## Work required
Among the lines of the records, find all that carry the word "Predsednik" and copy them.

*** Opening of Data supplied ***

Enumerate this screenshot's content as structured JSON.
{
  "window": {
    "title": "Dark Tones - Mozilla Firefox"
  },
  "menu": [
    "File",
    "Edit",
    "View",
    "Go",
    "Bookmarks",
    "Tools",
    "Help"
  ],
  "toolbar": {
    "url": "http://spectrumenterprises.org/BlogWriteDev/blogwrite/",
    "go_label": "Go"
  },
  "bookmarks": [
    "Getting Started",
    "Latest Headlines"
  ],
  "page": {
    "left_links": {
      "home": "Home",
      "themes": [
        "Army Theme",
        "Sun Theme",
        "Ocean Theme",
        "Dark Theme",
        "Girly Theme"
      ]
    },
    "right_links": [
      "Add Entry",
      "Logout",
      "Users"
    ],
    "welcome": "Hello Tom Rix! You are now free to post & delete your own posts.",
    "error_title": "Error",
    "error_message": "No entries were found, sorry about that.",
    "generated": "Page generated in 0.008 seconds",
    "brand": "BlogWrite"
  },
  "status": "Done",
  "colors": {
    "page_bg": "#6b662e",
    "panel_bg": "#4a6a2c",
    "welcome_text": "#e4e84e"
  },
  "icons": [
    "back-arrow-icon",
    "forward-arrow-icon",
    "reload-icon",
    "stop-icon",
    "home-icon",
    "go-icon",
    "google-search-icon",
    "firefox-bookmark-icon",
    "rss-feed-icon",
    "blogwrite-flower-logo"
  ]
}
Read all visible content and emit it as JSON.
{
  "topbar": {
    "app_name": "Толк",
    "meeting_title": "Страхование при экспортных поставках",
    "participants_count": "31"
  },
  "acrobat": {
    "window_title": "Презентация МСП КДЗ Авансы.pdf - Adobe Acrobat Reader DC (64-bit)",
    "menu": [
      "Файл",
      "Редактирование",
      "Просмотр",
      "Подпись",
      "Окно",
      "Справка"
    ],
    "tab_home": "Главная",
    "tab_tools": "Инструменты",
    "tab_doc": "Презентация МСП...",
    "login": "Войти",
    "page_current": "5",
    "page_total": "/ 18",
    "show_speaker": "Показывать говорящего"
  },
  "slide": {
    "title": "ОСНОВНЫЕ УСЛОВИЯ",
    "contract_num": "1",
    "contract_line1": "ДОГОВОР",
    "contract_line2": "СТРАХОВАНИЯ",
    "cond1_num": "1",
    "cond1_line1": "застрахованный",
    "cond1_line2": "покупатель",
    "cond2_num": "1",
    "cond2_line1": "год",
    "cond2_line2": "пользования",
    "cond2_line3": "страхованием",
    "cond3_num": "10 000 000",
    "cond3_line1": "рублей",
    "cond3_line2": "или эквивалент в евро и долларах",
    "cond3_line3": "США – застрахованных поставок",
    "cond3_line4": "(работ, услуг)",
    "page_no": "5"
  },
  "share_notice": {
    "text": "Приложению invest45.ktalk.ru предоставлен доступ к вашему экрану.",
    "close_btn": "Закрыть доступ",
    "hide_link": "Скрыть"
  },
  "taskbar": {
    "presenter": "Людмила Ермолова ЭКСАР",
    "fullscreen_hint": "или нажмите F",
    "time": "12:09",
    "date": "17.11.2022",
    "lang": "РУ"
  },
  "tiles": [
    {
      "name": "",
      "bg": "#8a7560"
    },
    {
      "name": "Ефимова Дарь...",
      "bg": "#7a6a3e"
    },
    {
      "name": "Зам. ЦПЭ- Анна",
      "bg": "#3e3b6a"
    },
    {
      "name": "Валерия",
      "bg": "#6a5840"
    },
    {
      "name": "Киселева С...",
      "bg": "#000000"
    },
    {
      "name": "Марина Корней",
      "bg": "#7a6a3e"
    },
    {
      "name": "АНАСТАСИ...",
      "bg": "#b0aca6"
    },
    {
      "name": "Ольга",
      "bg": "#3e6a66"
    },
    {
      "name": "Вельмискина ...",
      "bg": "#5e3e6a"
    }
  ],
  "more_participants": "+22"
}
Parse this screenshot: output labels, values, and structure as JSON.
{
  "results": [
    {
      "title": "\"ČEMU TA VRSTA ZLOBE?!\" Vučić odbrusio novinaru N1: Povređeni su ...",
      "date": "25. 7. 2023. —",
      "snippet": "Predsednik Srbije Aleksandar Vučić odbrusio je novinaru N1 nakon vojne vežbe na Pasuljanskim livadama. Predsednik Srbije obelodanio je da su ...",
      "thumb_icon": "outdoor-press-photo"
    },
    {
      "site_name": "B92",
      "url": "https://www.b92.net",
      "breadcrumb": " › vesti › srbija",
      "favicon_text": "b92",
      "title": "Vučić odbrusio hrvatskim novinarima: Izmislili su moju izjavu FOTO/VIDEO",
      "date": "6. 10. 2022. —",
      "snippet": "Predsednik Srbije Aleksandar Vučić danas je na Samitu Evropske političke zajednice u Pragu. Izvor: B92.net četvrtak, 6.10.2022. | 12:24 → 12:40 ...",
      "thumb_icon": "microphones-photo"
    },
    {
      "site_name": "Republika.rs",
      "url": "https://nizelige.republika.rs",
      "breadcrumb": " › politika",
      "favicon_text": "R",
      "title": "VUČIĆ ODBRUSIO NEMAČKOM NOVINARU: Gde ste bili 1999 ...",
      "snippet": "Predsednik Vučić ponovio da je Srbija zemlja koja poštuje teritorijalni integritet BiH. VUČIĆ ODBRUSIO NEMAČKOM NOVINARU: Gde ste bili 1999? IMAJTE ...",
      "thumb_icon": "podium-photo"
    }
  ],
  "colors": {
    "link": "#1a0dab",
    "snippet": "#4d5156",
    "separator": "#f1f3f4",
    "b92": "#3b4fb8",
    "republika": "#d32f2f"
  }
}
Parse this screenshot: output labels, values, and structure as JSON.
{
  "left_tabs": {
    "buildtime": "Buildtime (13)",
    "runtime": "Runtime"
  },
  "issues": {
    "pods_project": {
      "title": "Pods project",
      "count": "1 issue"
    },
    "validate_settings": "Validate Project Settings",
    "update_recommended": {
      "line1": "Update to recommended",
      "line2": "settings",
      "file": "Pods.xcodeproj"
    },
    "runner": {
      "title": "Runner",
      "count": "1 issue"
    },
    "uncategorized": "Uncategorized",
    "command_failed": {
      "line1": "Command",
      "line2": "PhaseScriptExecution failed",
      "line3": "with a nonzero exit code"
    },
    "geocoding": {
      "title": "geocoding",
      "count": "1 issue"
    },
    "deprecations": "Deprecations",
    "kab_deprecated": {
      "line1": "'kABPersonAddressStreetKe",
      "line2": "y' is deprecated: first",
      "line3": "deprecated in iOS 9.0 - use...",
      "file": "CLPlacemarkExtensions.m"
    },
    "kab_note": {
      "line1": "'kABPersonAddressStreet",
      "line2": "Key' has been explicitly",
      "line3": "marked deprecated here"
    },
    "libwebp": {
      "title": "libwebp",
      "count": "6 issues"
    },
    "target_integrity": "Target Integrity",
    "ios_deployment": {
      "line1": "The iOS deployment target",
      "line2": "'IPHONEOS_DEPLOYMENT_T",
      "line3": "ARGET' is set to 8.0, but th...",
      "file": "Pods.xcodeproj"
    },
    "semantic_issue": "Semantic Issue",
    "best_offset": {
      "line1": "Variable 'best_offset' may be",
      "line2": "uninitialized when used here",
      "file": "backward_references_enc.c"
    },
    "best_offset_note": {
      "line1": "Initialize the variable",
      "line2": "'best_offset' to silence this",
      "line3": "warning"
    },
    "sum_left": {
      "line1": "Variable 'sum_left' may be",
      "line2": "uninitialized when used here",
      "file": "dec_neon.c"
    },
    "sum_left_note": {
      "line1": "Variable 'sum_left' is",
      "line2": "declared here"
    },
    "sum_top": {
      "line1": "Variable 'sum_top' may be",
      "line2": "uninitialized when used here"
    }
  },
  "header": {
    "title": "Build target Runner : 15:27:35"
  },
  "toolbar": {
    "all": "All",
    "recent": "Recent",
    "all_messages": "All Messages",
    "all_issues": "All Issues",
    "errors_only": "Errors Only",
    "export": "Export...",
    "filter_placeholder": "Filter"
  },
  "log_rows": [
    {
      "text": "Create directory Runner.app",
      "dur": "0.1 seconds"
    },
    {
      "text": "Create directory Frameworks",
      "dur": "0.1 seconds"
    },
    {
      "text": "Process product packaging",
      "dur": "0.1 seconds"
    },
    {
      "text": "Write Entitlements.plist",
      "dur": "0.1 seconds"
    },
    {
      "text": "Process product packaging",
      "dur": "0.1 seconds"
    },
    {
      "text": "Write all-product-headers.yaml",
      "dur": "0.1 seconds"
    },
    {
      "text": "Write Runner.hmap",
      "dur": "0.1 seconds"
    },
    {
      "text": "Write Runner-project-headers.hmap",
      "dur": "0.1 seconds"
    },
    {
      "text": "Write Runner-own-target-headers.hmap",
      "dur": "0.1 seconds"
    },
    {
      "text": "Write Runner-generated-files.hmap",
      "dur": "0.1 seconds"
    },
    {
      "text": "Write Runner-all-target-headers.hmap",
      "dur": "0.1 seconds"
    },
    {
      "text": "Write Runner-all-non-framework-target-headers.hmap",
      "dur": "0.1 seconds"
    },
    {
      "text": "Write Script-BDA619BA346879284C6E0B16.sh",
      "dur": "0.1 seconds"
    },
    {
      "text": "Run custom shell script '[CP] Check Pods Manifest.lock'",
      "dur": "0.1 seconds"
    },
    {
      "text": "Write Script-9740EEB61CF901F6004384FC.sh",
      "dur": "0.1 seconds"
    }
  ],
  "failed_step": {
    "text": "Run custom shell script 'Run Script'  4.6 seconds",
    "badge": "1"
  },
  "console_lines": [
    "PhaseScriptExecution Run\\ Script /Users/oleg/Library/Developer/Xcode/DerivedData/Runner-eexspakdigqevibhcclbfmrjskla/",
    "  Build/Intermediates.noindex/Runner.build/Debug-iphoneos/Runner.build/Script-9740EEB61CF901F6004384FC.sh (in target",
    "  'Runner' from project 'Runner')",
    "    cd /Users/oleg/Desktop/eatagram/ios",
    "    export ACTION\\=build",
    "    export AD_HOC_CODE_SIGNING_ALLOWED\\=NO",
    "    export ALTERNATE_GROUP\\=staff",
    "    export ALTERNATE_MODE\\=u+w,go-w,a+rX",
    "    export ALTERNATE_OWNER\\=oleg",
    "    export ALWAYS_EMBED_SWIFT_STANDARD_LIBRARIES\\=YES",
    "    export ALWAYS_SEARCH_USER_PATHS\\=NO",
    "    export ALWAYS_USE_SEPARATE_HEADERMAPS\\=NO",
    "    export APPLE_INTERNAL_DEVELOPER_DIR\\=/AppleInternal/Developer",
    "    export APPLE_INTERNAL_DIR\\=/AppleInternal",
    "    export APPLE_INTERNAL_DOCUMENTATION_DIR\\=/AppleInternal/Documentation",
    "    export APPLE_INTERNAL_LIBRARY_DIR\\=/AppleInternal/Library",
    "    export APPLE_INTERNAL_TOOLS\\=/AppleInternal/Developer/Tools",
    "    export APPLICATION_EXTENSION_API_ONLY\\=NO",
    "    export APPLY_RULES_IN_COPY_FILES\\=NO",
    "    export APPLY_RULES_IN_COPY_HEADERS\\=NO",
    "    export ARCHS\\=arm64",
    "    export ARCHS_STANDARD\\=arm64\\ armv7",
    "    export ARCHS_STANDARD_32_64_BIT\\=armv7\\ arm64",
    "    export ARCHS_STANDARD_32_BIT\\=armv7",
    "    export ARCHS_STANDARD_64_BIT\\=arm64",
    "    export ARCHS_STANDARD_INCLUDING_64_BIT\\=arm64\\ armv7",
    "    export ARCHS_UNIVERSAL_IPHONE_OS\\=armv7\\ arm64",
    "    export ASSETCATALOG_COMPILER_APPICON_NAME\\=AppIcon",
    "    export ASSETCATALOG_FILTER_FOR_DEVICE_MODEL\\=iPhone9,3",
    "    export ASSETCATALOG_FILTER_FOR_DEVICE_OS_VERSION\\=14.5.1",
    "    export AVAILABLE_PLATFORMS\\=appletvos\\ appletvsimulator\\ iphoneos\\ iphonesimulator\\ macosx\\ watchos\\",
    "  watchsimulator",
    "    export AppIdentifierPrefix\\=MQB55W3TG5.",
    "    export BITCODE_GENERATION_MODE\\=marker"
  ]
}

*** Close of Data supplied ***

## Finished task
      "snippet": "Predsednik Srbije Aleksandar Vučić odbrusio je novinaru N1 nakon vojne vežbe na Pasuljanskim livadama. Predsednik Srbije obelodanio je da su ...",
      "snippet": "Predsednik Srbije Aleksandar Vučić danas je na Samitu Evropske političke zajednice u Pragu. Izvor: B92.net četvrtak, 6.10.2022. | 12:24 → 12:40 ...",
      "snippet": "Predsednik Vučić ponovio da je Srbija zemlja koja poštuje teritorijalni integritet BiH. VUČIĆ ODBRUSIO NEMAČKOM NOVINARU: Gde ste bili 1999? IMAJTE ...",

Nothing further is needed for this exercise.